Sample text

In Ω. 12 (Maximum Principle). Let u ∈ H01 (Ω). (1) Assume that Ω M(x)∇u · ∇v ≤ 0 for every positive v ∈ H01 (Ω). Then u ≤ 0. (2) Assume that Ω M(x)∇u · ∇v ≥ 0 for every positive v ∈ H01 (Ω). Then u ≥ 0. Proof. (1) Choose v = u+ , that is, the positive part of u as a test function. Then M(x)∇u+ · ∇u+ = Ω M(x)∇(u+ − u− ) · ∇u+ ≤ 0 . Ω Using the ellipticity of M , u+ = 0. (2) Choose v = u− , that is, the negative part of u as a test function. Then M(x)∇(u+ − u− ) · ∇u− = − 0≤ Ω M(x)∇u− · ∇u− . Ω The ellipticity of M gives u− = 0.

8. Using the previous theorem one sees immediately that there exists a solution u to u ∈ H01 (Ω) ∩ Lp−1 (Ω) : eu − 1 ∈ L1 (Ω) : −div(M(x)∇u) + |u|p−2 u = f u ∈ H01 (Ω), −div(M(x)∇u) + eu − 1 = f . 9. In Chapters 10 and 11, we shall again study approximating problems to get a priori estimates and then pass to the limit. 1) under the following hypotheses: 2N (1) f ∈ L N+2 (Ω); (2) g : R → R is increasing and continuous; there exists γ > 0 such that |g(s)| ≤ γ|s|a , a≤ N +2 . N −2 We recall that (1) M is elliptic, that is, there exists α > 0 such that M(x)ξ · ξ ≥ α|ξ|2 , ∀ ξ ∈ RN ; (2) M is bounded, meaning there exists β > 0 such that |M(x)| ≤ β , ∀ x ∈ Ω.
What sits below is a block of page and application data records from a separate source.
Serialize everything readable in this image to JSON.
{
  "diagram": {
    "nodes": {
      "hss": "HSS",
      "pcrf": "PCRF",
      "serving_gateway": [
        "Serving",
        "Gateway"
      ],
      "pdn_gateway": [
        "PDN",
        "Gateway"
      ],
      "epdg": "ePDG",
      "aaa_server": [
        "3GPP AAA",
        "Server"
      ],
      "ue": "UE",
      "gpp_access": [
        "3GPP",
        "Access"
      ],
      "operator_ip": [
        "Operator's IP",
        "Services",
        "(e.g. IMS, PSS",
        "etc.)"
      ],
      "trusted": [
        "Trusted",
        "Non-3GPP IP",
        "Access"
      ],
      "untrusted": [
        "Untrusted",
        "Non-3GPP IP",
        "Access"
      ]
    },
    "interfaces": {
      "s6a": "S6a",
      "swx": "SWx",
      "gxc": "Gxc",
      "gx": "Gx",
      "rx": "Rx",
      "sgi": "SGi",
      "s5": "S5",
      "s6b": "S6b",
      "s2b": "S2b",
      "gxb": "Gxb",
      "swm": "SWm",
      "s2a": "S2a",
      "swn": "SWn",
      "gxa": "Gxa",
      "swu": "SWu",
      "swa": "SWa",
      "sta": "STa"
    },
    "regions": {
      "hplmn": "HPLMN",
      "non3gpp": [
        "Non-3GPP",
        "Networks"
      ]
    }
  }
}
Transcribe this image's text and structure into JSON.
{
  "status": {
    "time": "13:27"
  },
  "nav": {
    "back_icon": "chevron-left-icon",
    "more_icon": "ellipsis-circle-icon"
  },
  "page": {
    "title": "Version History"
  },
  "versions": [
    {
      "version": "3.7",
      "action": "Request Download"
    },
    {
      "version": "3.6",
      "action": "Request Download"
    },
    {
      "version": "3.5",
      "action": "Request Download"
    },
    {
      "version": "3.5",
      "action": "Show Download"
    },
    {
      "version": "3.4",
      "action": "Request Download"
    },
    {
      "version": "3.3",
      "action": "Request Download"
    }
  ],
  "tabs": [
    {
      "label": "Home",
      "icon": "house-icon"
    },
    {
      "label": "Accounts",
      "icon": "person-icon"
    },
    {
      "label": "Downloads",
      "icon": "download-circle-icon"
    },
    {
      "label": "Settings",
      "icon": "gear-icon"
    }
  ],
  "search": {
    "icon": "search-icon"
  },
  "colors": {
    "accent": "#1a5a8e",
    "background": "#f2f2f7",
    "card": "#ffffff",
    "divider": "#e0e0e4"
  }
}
E. in E . From Beppo Levi’s theorem and from Step II , one has +∞ |f | = lim sn = lim n→∞ E meas{x ∈ E : |sn (x)| > t} dt n→∞ E 0 +∞ = lim dt n→∞ 0 χ{x∈E:|sn (x)|>t} . 8) 22 Preliminaries of real analysis Lebesgue’s theorem implies that χ{x∈E:|sn(x)|>t} = lim n→∞ E χAt ∩E . 9) E We set gn (t) = χ{x∈E:|sn(x)|>t} . 9) means that gn (t) → meas(At ∩ E) if n → ∞. To prove the result it suffices to prove that +∞ +∞ gn (t) dt = lim n→+∞ 0 meas(At ∩ E) dt . e. in (0, +∞); moreover |gn (t)| ≤ meas(E); it is sufficient to prove that meas(At ∩ E) belongs to L1 ((0, +∞)), and then apply Lebesgue’s theorem.